MAY 2018 – The Canadian Foundation for Pharmacy is pleased to announce the 2018 recipients of the Wellspring Pharmacy Leadership Awards for personal leadership development: Amy Lamb, of Medi-Center Pharmacy in Saskatoon; Michael Kani, Michael’s Pharmacy in Saskatoon; and Certina Ho, Institute for Safe Medication Practices (ISMP) Canada.
Amy Lamb is a compounding pharmacist and wellness consultant at Medi-Center Pharmacy in Saskatoon. She will use her Wellspring grant to help attain certification as a practitioner of functional medicine, offered by the Institute for Functional Medicine based in Washington. Functional medicine seeks to address the underlying causes of disease, rather than just the symptoms, through personalized treatment plans that address genetic, biochemical and lifestyle factors. Lamb will share her learnings with other pharmacists through training videos and podcasts.

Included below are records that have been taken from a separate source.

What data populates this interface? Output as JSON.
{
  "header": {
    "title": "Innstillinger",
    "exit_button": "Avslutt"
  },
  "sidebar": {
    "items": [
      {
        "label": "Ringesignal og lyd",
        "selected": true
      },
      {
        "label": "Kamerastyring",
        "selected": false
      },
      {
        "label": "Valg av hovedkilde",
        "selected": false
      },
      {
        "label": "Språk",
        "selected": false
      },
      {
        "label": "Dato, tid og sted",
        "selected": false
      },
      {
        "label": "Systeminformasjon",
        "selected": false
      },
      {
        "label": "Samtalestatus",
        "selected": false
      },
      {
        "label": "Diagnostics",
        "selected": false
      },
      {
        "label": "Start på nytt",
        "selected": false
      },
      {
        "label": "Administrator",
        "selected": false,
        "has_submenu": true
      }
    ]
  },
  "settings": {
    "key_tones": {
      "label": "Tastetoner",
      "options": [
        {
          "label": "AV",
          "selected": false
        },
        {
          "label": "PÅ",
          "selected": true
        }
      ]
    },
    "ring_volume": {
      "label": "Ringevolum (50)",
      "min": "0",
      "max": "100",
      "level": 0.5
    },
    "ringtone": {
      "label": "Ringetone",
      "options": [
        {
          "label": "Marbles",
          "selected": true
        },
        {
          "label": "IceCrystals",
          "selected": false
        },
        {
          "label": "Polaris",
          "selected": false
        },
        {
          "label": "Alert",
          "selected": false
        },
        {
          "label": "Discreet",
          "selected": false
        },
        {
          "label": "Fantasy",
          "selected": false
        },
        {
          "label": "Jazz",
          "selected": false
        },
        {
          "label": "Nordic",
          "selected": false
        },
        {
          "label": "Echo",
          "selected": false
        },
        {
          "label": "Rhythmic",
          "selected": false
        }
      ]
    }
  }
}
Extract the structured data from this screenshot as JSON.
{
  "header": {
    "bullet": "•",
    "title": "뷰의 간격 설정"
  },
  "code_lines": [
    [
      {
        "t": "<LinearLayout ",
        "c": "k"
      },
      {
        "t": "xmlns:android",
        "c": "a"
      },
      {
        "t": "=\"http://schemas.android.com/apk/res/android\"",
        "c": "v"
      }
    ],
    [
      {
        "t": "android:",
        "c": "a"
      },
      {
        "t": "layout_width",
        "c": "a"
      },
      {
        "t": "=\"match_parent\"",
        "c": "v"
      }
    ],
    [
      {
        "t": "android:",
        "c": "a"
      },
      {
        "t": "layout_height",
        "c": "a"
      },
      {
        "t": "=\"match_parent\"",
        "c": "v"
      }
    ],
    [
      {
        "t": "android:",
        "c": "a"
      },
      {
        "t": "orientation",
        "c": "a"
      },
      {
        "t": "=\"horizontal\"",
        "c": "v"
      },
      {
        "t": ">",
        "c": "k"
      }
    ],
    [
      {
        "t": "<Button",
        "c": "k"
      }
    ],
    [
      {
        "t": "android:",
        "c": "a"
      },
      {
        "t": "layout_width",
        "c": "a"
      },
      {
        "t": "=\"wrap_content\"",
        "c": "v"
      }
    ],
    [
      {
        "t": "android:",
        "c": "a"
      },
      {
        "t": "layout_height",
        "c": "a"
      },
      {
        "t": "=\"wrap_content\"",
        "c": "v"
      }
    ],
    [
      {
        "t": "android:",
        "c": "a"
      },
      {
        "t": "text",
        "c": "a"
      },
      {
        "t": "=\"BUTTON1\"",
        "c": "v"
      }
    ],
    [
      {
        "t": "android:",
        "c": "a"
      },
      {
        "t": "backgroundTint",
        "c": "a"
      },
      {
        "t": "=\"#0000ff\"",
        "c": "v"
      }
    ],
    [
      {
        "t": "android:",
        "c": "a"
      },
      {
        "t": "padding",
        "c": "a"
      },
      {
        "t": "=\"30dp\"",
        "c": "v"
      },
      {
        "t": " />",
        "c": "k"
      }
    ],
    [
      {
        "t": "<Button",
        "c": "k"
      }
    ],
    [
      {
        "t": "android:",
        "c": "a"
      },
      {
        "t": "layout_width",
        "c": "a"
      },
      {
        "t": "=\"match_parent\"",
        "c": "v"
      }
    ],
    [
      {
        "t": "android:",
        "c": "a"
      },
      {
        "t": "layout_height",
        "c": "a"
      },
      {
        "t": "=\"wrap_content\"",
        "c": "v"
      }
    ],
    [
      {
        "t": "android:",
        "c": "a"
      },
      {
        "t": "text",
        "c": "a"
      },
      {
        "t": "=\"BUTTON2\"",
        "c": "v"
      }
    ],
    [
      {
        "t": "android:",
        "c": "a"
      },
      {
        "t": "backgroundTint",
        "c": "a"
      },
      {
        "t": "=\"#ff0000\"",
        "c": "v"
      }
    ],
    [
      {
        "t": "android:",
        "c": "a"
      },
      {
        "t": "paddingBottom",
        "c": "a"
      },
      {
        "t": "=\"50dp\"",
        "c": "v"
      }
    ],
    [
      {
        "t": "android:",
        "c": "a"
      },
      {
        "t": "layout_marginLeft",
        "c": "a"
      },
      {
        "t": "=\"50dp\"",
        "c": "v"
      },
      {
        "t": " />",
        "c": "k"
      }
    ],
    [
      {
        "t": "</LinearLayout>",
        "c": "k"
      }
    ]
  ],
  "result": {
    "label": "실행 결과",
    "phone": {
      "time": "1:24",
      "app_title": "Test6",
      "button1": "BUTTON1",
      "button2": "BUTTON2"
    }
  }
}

“We are pleased to help Amy grow her innovative practice as a Functional Practitioner and to support her mentoring plans for pharmacist education,” says Rita Egan, CFP Board member and a Wellspring judge. “One of her patients said it best, ‘Amy Lamb’s unique and cutting edge approach to service delivery has made a tremendous impact on our family’s health’.”
Michael Kani, owner of Michael’s Pharmacy in Saskatoon and outspoken advocate for pharmacy, will use his Wellspring award money to become a podcaster. The podcasts, which will be free, will seek to engage and challenge pharmacists about practice change, as well as share ideas and examples of innovation.
“Michael is an emerging practice and thought leader for the profession of pharmacy. Through the establishment of a dedicated podcast where up-to-the-minute information, data and innovations can be shared, Michael will educate, lead and inspire us,” says Wellspring judge Jane Farnham.
As Project Manager at the Institute for Safe Medication Practices (ISMP) Canada for more than 10 years, Certina Ho has done much to establish medication safety initiatives in community pharmacy practice. Yet there are still barriers in the reporting of errors, including, to some extent, a “blame and shame” culture. With help from the Wellspring Award, Ho will undertake a one-month study project under the mentorship of Dr. Derek Stewart at Robert Gordan University in Aberdeen, United Kingdom.
Dr. Stewart recently led a large international study on patient/medication safety that explored barriers in reporting, as well as the potential impact of error reporting on professional reputation and career progression. “I will be able to extrapolate his innovative approaches to conduct patient/medication research in Canadian pharmacy practice,” noted Ho in her application. “This type of pharmacy research is very timely, as several Canadian pharmacy regulatory authorities are going forward with mandatory medication incident reporting.”